KNOXVILLE (Nov. 2019) “In Her Threads” is a collection of short stories that portray the cultural struggles and the pure will to survive that has driven countless refugees to take on the challenge and hope of a better life in an unknown world; America.
In her book, Kidd shares the fulfillment and joy she experienced from helping just one refugee, which was the inspiration for her book.
That experience also led Kidd to start a non-profit organization, The Center for English, which helps refugees to transition to a way of life that is foreign to them in every way.
Kidd will be hosting a book signing this Saturday, Nov. 9, from 11 am to 1 pm at Barnes and Noble Books at Suburban Plaza 8029, Kingston Pike, in West Knoxville; phone 865-670-0773. All proceeds from book sales go to support The Center for English.

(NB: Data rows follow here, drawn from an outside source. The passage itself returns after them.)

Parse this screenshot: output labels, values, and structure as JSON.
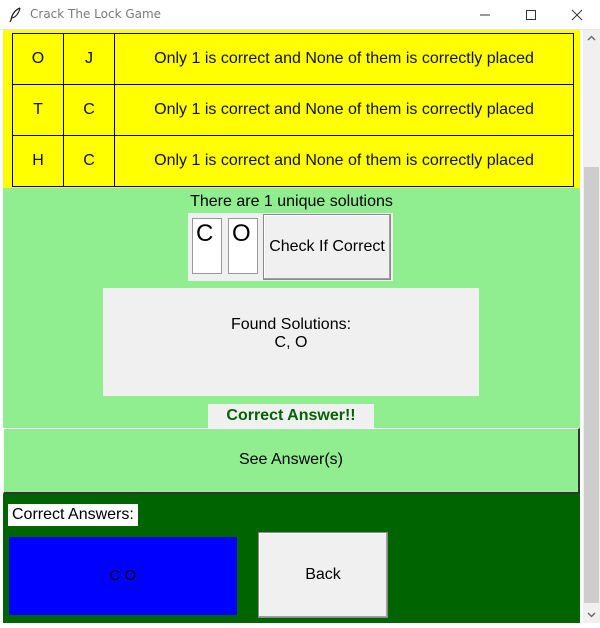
{
  "window": {
    "title": "Crack The Lock Game"
  },
  "clues": [
    {
      "letter1": "O",
      "letter2": "J",
      "hint": "Only 1 is correct and None of them is correctly placed"
    },
    {
      "letter1": "T",
      "letter2": "C",
      "hint": "Only 1 is correct and None of them is correctly placed"
    },
    {
      "letter1": "H",
      "letter2": "C",
      "hint": "Only 1 is correct and None of them is correctly placed"
    }
  ],
  "solver": {
    "unique_text": "There are 1 unique solutions",
    "entry1": "C",
    "entry2": "O",
    "check_label": "Check If Correct",
    "found_label": "Found Solutions:",
    "found_values": "C, O",
    "status": "Correct Answer!!",
    "see_answers_label": "See Answer(s)"
  },
  "answers": {
    "label": "Correct Answers:",
    "value": "C O",
    "back_label": "Back"
  },
  "colors": {
    "clue_bg": "#ffff00",
    "panel_bg": "#90ee90",
    "answers_bg": "#006400",
    "answer_box": "#0000ff",
    "status_text": "#006400"
  }
}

“I have had my share of sorrows just like everyone else, but I found healing by just ‘jumping in’ to help one refugee. Now, I am part of a wonderful, loving non-profit group, The Center for English, which helps hundreds. The needs of refugees are overwhelming. In many ways, they are similar to my special needs daughter. They cannot read, write or speak English clearly enough to be understood without help. Refugees need help with everything.
Our clothing is different from theirs. our food is different, our laws are different, and our way of life is different, but yet they come for a chance to simply be alive. Many have never been inside a grocery store and most have never lived in a brick and mortar home. They need help with the most basic daily tasks and if left on their own, they would simply be lost.
When you just jump in, it may not go smoothly at first. But with patience, you will be rewarded with joy and happiness for yourself and others.
I was privileged to be part of a celebration at Tyson-McGhee Airport when a young girl from Nigeria, who had been rescued from sex-traffickers, was reunited with her family. The family had prayed for many years for her return. It is one of my greatest memories to be able to witness the fulfillment of that prayer.
The benefits to human-kind of helping one refugee have led to lifelong friendships with many. I have laughed with them, danced with them, and sang with them. I have been invited to their church services, to weddings, and seated as an honored guest at special dinners. Although I didn’t understand the language spoken, I am welcomed and understand a language we all can speak; the language of love and pure happiness.
I hope to encourage all of us to just jump in when you are presented with an opportunity to help someone.”
ABOUT THE AUTHOR
Deni Kidd was born in America but grew up in North Africa where her father worked in the oil fields. She learned to appreciate diverse cultures and different customs at an early age. Deni returned to America to attend college and eventually settled in East Tennessee.
She and her husband Daniel have five children and many grandchildren. Deni has worked as a Psychiatric Rehabilitation Practitioner, a therapist using art as therapy, and a youth specialist.
Throughout her life, Deni has been a fierce advocate for the less fortunate. For the past ten years, she has advocated against human trafficking. Kidd has worked to help victims and refugees who are trying to assimilate to America.
She is a founding member and Chairman of The Center for English where she teaches English and also helps to provide basic necessities of food, clothing, household items, soap, toothpaste, etc., to the refugees who come to America with, literally, nothing but the clothes on their backs. Deni’s work also fulfills the human need of acceptance, friendship, hope, laughter, and love, which is priceless and requires someone to jump in.